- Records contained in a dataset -
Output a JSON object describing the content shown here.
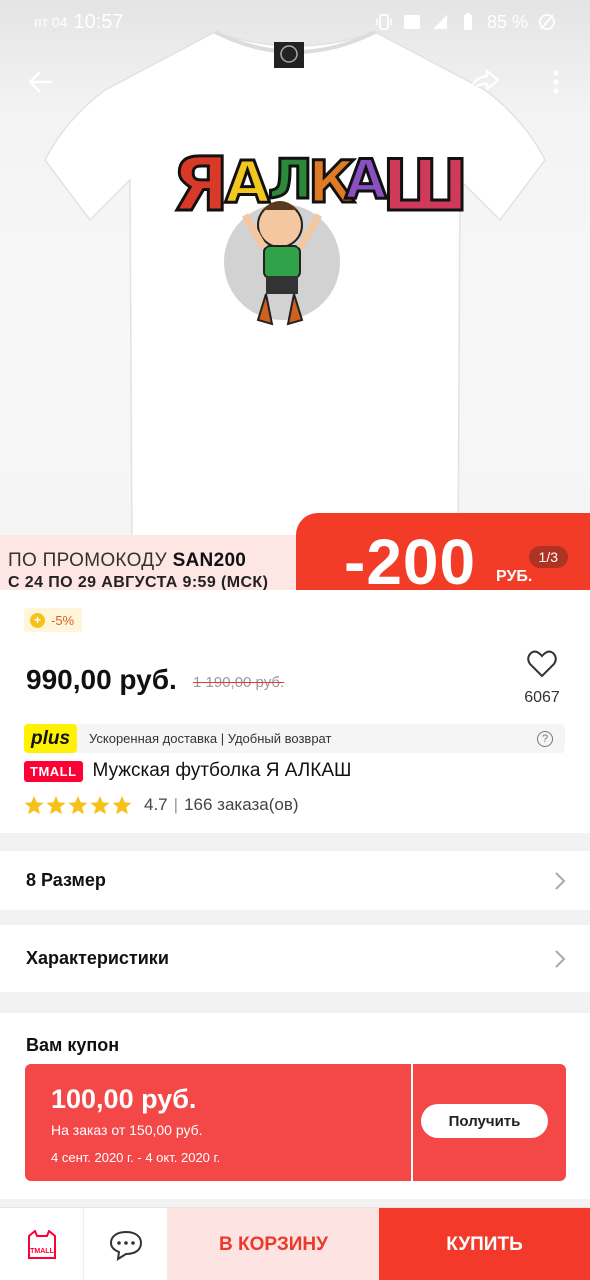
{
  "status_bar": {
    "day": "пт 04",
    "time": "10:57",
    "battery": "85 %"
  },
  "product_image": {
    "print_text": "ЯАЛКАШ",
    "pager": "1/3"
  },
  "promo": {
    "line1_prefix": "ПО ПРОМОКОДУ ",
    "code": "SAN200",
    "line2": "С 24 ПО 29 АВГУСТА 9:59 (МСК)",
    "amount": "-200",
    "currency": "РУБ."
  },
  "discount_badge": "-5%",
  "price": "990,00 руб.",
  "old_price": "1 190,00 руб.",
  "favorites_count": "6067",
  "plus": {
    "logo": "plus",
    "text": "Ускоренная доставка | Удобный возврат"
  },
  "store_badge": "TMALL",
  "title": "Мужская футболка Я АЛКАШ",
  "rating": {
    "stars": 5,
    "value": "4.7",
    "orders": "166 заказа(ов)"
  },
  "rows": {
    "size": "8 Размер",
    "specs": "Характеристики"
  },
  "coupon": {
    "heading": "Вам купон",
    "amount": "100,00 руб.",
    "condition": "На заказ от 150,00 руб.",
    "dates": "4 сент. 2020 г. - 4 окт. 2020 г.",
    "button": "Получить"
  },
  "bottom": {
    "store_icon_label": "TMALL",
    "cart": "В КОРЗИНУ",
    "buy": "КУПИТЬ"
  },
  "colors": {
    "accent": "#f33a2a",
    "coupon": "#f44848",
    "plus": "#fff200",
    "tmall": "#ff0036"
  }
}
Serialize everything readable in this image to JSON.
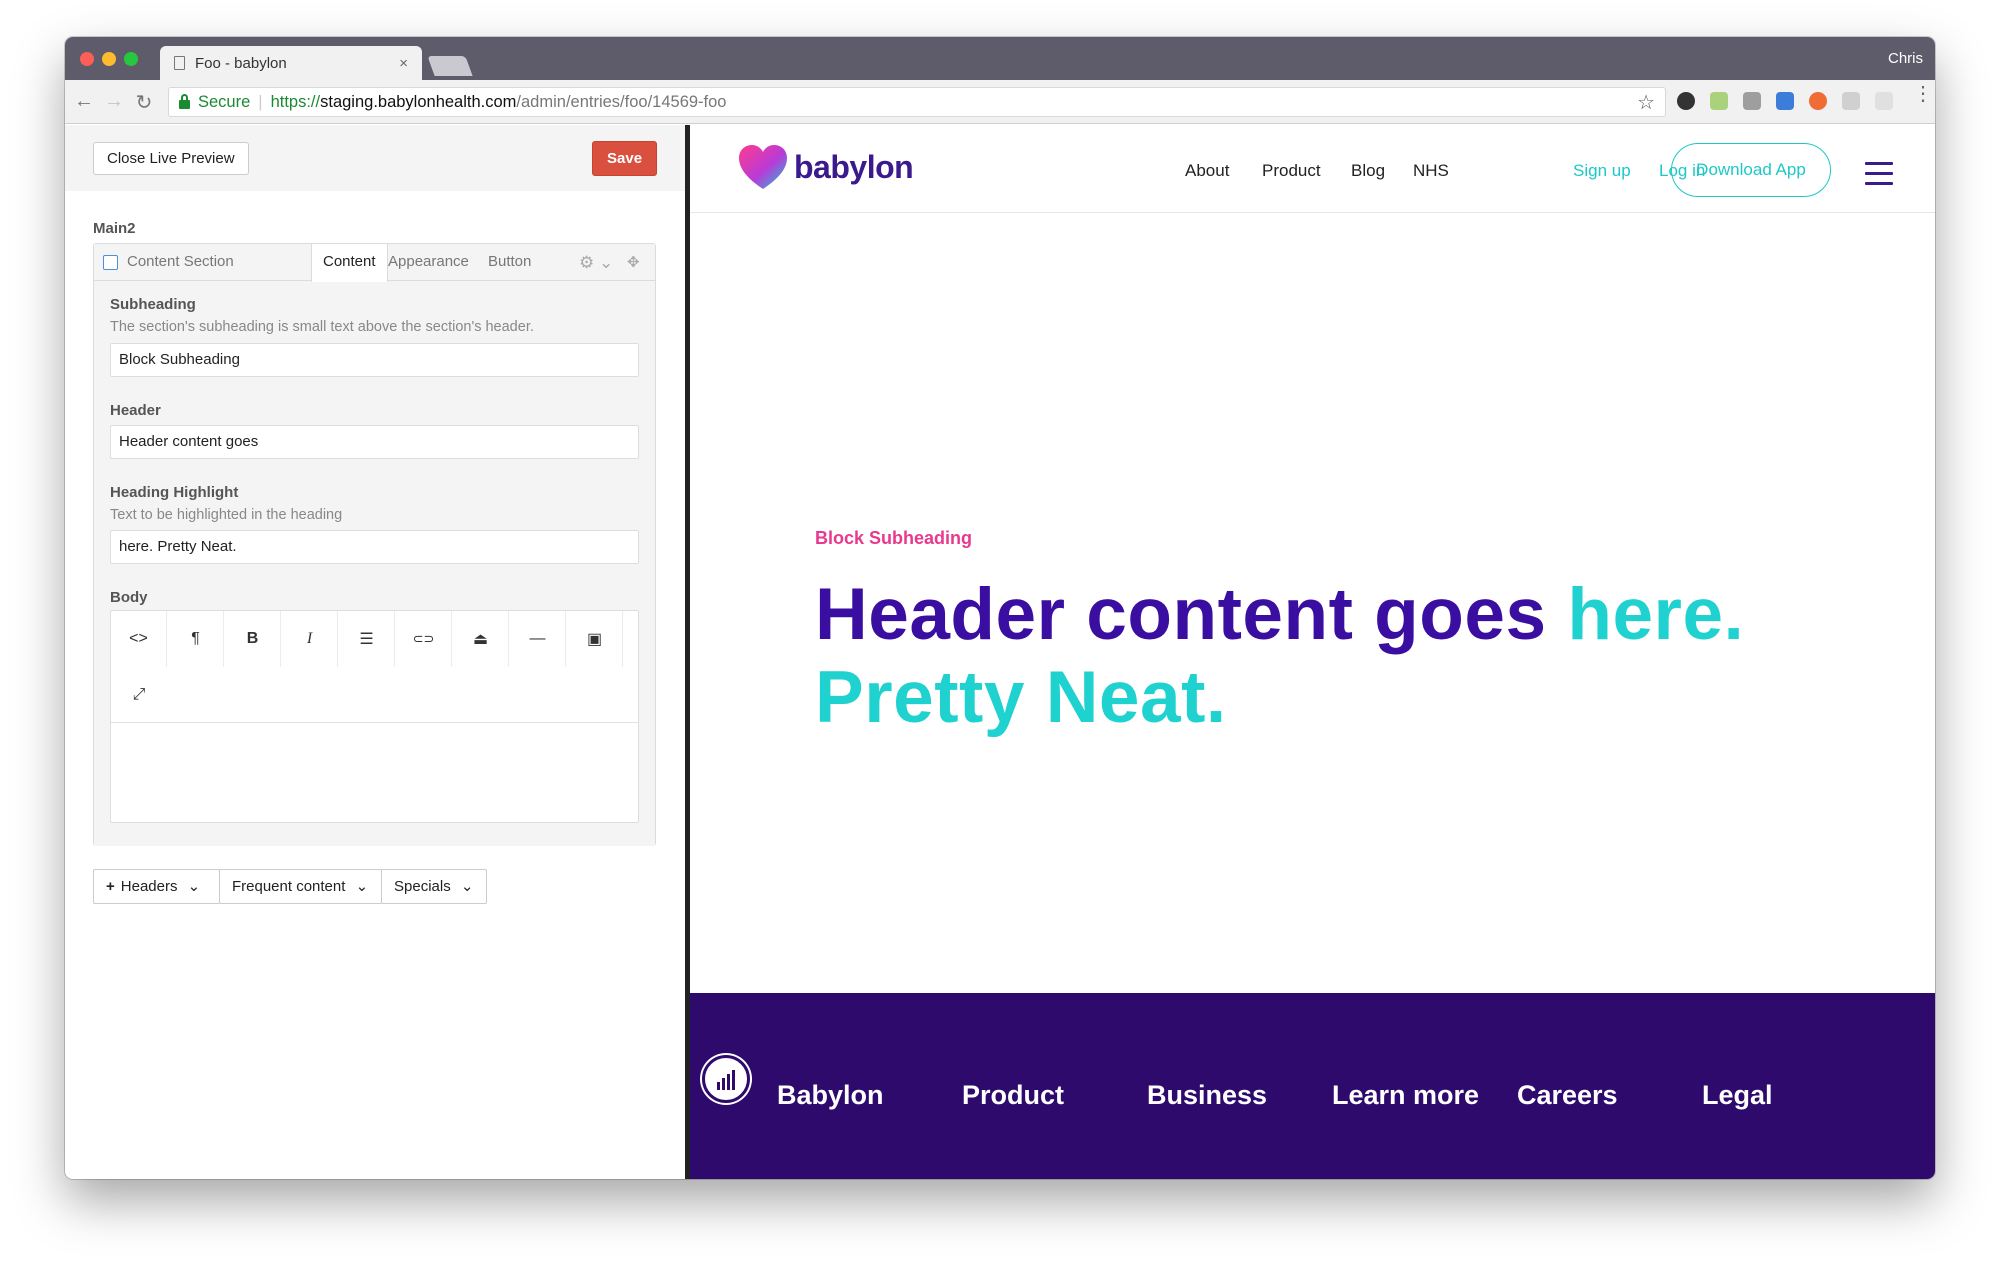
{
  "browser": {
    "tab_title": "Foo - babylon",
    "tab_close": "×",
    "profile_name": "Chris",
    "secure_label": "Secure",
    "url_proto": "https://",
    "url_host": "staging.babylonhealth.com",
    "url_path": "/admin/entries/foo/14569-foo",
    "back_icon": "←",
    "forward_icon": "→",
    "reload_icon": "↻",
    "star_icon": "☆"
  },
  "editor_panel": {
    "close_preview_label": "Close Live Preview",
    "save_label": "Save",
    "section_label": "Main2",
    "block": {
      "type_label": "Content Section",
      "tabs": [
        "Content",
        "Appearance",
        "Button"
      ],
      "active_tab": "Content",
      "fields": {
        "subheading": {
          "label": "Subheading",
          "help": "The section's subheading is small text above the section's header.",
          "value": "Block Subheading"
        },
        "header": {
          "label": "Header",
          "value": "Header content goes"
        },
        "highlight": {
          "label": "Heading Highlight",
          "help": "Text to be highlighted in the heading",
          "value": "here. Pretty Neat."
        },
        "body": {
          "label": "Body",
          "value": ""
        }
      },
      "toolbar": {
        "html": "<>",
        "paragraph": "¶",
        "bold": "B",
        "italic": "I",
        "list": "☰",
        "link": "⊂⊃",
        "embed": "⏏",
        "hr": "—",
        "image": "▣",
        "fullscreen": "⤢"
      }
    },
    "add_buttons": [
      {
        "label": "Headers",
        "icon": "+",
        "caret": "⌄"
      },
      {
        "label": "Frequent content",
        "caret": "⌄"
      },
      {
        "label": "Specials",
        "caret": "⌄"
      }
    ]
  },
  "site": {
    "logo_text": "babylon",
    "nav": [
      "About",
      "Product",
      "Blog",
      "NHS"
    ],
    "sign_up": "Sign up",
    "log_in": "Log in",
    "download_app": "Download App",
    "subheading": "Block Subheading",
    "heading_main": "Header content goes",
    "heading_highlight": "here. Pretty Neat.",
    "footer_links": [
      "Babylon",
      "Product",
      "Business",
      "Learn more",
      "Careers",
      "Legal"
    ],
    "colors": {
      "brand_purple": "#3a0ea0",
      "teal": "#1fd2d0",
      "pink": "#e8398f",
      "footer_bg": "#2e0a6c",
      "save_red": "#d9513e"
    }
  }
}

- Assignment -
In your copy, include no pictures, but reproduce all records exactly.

- Solution to this task -
Output a JSON object describing the content shown here.
{
  "status_bar": {
    "day": "пт 04",
    "time": "10:57",
    "battery": "85 %"
  },
  "product_image": {
    "print_text": "ЯАЛКАШ",
    "pager": "1/3"
  },
  "promo": {
    "line1_prefix": "ПО ПРОМОКОДУ ",
    "code": "SAN200",
    "line2": "С 24 ПО 29 АВГУСТА 9:59 (МСК)",
    "amount": "-200",
    "currency": "РУБ."
  },
  "discount_badge": "-5%",
  "price": "990,00 руб.",
  "old_price": "1 190,00 руб.",
  "favorites_count": "6067",
  "plus": {
    "logo": "plus",
    "text": "Ускоренная доставка | Удобный возврат"
  },
  "store_badge": "TMALL",
  "title": "Мужская футболка Я АЛКАШ",
  "rating": {
    "stars": 5,
    "value": "4.7",
    "orders": "166 заказа(ов)"
  },
  "rows": {
    "size": "8 Размер",
    "specs": "Характеристики"
  },
  "coupon": {
    "heading": "Вам купон",
    "amount": "100,00 руб.",
    "condition": "На заказ от 150,00 руб.",
    "dates": "4 сент. 2020 г. - 4 окт. 2020 г.",
    "button": "Получить"
  },
  "bottom": {
    "store_icon_label": "TMALL",
    "cart": "В КОРЗИНУ",
    "buy": "КУПИТЬ"
  },
  "colors": {
    "accent": "#f33a2a",
    "coupon": "#f44848",
    "plus": "#fff200",
    "tmall": "#ff0036"
  }
}
Serialize everything readable in this image to JSON.
{
  "browser": {
    "tab_title": "Foo - babylon",
    "tab_close": "×",
    "profile_name": "Chris",
    "secure_label": "Secure",
    "url_proto": "https://",
    "url_host": "staging.babylonhealth.com",
    "url_path": "/admin/entries/foo/14569-foo",
    "back_icon": "←",
    "forward_icon": "→",
    "reload_icon": "↻",
    "star_icon": "☆"
  },
  "editor_panel": {
    "close_preview_label": "Close Live Preview",
    "save_label": "Save",
    "section_label": "Main2",
    "block": {
      "type_label": "Content Section",
      "tabs": [
        "Content",
        "Appearance",
        "Button"
      ],
      "active_tab": "Content",
      "fields": {
        "subheading": {
          "label": "Subheading",
          "help": "The section's subheading is small text above the section's header.",
          "value": "Block Subheading"
        },
        "header": {
          "label": "Header",
          "value": "Header content goes"
        },
        "highlight": {
          "label": "Heading Highlight",
          "help": "Text to be highlighted in the heading",
          "value": "here. Pretty Neat."
        },
        "body": {
          "label": "Body",
          "value": ""
        }
      },
      "toolbar": {
        "html": "<>",
        "paragraph": "¶",
        "bold": "B",
        "italic": "I",
        "list": "☰",
        "link": "⊂⊃",
        "embed": "⏏",
        "hr": "—",
        "image": "▣",
        "fullscreen": "⤢"
      }
    },
    "add_buttons": [
      {
        "label": "Headers",
        "icon": "+",
        "caret": "⌄"
      },
      {
        "label": "Frequent content",
        "caret": "⌄"
      },
      {
        "label": "Specials",
        "caret": "⌄"
      }
    ]
  },
  "site": {
    "logo_text": "babylon",
    "nav": [
      "About",
      "Product",
      "Blog",
      "NHS"
    ],
    "sign_up": "Sign up",
    "log_in": "Log in",
    "download_app": "Download App",
    "subheading": "Block Subheading",
    "heading_main": "Header content goes",
    "heading_highlight": "here. Pretty Neat.",
    "footer_links": [
      "Babylon",
      "Product",
      "Business",
      "Learn more",
      "Careers",
      "Legal"
    ],
    "colors": {
      "brand_purple": "#3a0ea0",
      "teal": "#1fd2d0",
      "pink": "#e8398f",
      "footer_bg": "#2e0a6c",
      "save_red": "#d9513e"
    }
  }
}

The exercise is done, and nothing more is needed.